→ TASK OBJECTIVE: Retype each record exactly, please. Skip none.

→ PROVIDED RECORDS:
★ ★ ★
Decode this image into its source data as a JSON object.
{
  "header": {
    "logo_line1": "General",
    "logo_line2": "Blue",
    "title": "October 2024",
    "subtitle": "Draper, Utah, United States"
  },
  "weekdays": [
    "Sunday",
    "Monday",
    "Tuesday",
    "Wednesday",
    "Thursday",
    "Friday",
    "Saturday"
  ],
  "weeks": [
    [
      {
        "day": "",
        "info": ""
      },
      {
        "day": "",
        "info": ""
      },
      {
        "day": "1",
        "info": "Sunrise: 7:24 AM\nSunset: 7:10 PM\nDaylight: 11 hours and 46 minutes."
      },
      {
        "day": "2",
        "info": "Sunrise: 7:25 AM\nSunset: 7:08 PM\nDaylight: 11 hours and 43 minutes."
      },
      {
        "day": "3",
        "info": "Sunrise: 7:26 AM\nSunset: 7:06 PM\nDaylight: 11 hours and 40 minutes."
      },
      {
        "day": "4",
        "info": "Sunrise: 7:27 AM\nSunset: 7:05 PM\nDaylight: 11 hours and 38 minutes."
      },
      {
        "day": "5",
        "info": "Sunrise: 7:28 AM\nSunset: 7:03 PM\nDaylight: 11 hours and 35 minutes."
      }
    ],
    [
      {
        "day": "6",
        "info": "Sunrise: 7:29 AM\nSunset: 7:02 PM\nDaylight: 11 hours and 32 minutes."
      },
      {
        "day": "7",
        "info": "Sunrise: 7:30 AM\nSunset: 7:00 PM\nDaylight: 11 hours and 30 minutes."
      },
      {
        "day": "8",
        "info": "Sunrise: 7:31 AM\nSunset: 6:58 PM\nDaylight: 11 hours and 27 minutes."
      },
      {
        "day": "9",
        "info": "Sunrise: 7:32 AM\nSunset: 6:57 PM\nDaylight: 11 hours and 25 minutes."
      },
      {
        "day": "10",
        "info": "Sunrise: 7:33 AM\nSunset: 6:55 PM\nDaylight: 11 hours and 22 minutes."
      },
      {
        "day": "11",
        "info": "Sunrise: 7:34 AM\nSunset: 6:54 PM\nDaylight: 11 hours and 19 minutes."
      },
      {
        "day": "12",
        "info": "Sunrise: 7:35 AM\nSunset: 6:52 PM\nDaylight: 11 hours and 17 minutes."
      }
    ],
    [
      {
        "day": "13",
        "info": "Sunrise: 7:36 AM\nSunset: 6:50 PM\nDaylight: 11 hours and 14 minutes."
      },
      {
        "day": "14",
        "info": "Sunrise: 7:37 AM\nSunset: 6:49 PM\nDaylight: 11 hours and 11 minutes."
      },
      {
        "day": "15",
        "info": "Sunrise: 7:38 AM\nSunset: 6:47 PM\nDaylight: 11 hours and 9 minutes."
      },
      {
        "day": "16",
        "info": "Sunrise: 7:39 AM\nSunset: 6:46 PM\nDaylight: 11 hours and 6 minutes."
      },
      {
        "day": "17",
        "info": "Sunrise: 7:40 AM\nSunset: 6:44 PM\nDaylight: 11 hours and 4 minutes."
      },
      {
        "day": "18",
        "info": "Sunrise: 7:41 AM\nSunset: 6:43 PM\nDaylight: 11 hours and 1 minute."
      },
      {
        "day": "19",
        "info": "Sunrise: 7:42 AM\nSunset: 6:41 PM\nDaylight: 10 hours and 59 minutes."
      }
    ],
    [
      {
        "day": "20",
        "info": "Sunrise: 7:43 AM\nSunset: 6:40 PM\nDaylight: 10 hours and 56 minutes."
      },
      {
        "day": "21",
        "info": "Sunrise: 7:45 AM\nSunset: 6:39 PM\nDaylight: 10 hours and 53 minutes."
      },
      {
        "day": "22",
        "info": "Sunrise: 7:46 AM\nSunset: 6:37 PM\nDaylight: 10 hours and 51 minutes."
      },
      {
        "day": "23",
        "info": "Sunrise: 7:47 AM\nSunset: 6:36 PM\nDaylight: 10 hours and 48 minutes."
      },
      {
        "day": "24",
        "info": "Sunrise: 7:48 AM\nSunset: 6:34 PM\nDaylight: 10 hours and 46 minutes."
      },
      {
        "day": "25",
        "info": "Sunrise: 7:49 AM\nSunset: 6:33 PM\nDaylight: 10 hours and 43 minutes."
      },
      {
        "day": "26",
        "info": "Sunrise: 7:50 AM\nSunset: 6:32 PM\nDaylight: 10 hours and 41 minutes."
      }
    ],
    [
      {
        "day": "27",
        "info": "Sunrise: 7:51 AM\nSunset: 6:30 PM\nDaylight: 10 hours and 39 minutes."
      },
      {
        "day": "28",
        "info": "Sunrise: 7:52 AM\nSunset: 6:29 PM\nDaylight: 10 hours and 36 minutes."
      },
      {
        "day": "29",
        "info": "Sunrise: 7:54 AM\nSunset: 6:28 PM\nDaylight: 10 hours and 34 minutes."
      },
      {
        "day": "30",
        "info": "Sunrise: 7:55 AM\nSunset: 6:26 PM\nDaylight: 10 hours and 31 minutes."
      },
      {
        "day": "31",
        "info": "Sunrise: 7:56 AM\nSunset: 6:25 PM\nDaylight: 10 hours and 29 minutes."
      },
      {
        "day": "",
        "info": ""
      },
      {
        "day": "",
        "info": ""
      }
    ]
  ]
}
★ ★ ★
→ SOLUTION:
Decode this image into its source data as a JSON object.
{
  "header": {
    "logo_line1": "General",
    "logo_line2": "Blue",
    "title": "October 2024",
    "subtitle": "Draper, Utah, United States"
  },
  "weekdays": [
    "Sunday",
    "Monday",
    "Tuesday",
    "Wednesday",
    "Thursday",
    "Friday",
    "Saturday"
  ],
  "weeks": [
    [
      {
        "day": "",
        "info": ""
      },
      {
        "day": "",
        "info": ""
      },
      {
        "day": "1",
        "info": "Sunrise: 7:24 AM\nSunset: 7:10 PM\nDaylight: 11 hours and 46 minutes."
      },
      {
        "day": "2",
        "info": "Sunrise: 7:25 AM\nSunset: 7:08 PM\nDaylight: 11 hours and 43 minutes."
      },
      {
        "day": "3",
        "info": "Sunrise: 7:26 AM\nSunset: 7:06 PM\nDaylight: 11 hours and 40 minutes."
      },
      {
        "day": "4",
        "info": "Sunrise: 7:27 AM\nSunset: 7:05 PM\nDaylight: 11 hours and 38 minutes."
      },
      {
        "day": "5",
        "info": "Sunrise: 7:28 AM\nSunset: 7:03 PM\nDaylight: 11 hours and 35 minutes."
      }
    ],
    [
      {
        "day": "6",
        "info": "Sunrise: 7:29 AM\nSunset: 7:02 PM\nDaylight: 11 hours and 32 minutes."
      },
      {
        "day": "7",
        "info": "Sunrise: 7:30 AM\nSunset: 7:00 PM\nDaylight: 11 hours and 30 minutes."
      },
      {
        "day": "8",
        "info": "Sunrise: 7:31 AM\nSunset: 6:58 PM\nDaylight: 11 hours and 27 minutes."
      },
      {
        "day": "9",
        "info": "Sunrise: 7:32 AM\nSunset: 6:57 PM\nDaylight: 11 hours and 25 minutes."
      },
      {
        "day": "10",
        "info": "Sunrise: 7:33 AM\nSunset: 6:55 PM\nDaylight: 11 hours and 22 minutes."
      },
      {
        "day": "11",
        "info": "Sunrise: 7:34 AM\nSunset: 6:54 PM\nDaylight: 11 hours and 19 minutes."
      },
      {
        "day": "12",
        "info": "Sunrise: 7:35 AM\nSunset: 6:52 PM\nDaylight: 11 hours and 17 minutes."
      }
    ],
    [
      {
        "day": "13",
        "info": "Sunrise: 7:36 AM\nSunset: 6:50 PM\nDaylight: 11 hours and 14 minutes."
      },
      {
        "day": "14",
        "info": "Sunrise: 7:37 AM\nSunset: 6:49 PM\nDaylight: 11 hours and 11 minutes."
      },
      {
        "day": "15",
        "info": "Sunrise: 7:38 AM\nSunset: 6:47 PM\nDaylight: 11 hours and 9 minutes."
      },
      {
        "day": "16",
        "info": "Sunrise: 7:39 AM\nSunset: 6:46 PM\nDaylight: 11 hours and 6 minutes."
      },
      {
        "day": "17",
        "info": "Sunrise: 7:40 AM\nSunset: 6:44 PM\nDaylight: 11 hours and 4 minutes."
      },
      {
        "day": "18",
        "info": "Sunrise: 7:41 AM\nSunset: 6:43 PM\nDaylight: 11 hours and 1 minute."
      },
      {
        "day": "19",
        "info": "Sunrise: 7:42 AM\nSunset: 6:41 PM\nDaylight: 10 hours and 59 minutes."
      }
    ],
    [
      {
        "day": "20",
        "info": "Sunrise: 7:43 AM\nSunset: 6:40 PM\nDaylight: 10 hours and 56 minutes."
      },
      {
        "day": "21",
        "info": "Sunrise: 7:45 AM\nSunset: 6:39 PM\nDaylight: 10 hours and 53 minutes."
      },
      {
        "day": "22",
        "info": "Sunrise: 7:46 AM\nSunset: 6:37 PM\nDaylight: 10 hours and 51 minutes."
      },
      {
        "day": "23",
        "info": "Sunrise: 7:47 AM\nSunset: 6:36 PM\nDaylight: 10 hours and 48 minutes."
      },
      {
        "day": "24",
        "info": "Sunrise: 7:48 AM\nSunset: 6:34 PM\nDaylight: 10 hours and 46 minutes."
      },
      {
        "day": "25",
        "info": "Sunrise: 7:49 AM\nSunset: 6:33 PM\nDaylight: 10 hours and 43 minutes."
      },
      {
        "day": "26",
        "info": "Sunrise: 7:50 AM\nSunset: 6:32 PM\nDaylight: 10 hours and 41 minutes."
      }
    ],
    [
      {
        "day": "27",
        "info": "Sunrise: 7:51 AM\nSunset: 6:30 PM\nDaylight: 10 hours and 39 minutes."
      },
      {
        "day": "28",
        "info": "Sunrise: 7:52 AM\nSunset: 6:29 PM\nDaylight: 10 hours and 36 minutes."
      },
      {
        "day": "29",
        "info": "Sunrise: 7:54 AM\nSunset: 6:28 PM\nDaylight: 10 hours and 34 minutes."
      },
      {
        "day": "30",
        "info": "Sunrise: 7:55 AM\nSunset: 6:26 PM\nDaylight: 10 hours and 31 minutes."
      },
      {
        "day": "31",
        "info": "Sunrise: 7:56 AM\nSunset: 6:25 PM\nDaylight: 10 hours and 29 minutes."
      },
      {
        "day": "",
        "info": ""
      },
      {
        "day": "",
        "info": ""
      }
    ]
  ]
}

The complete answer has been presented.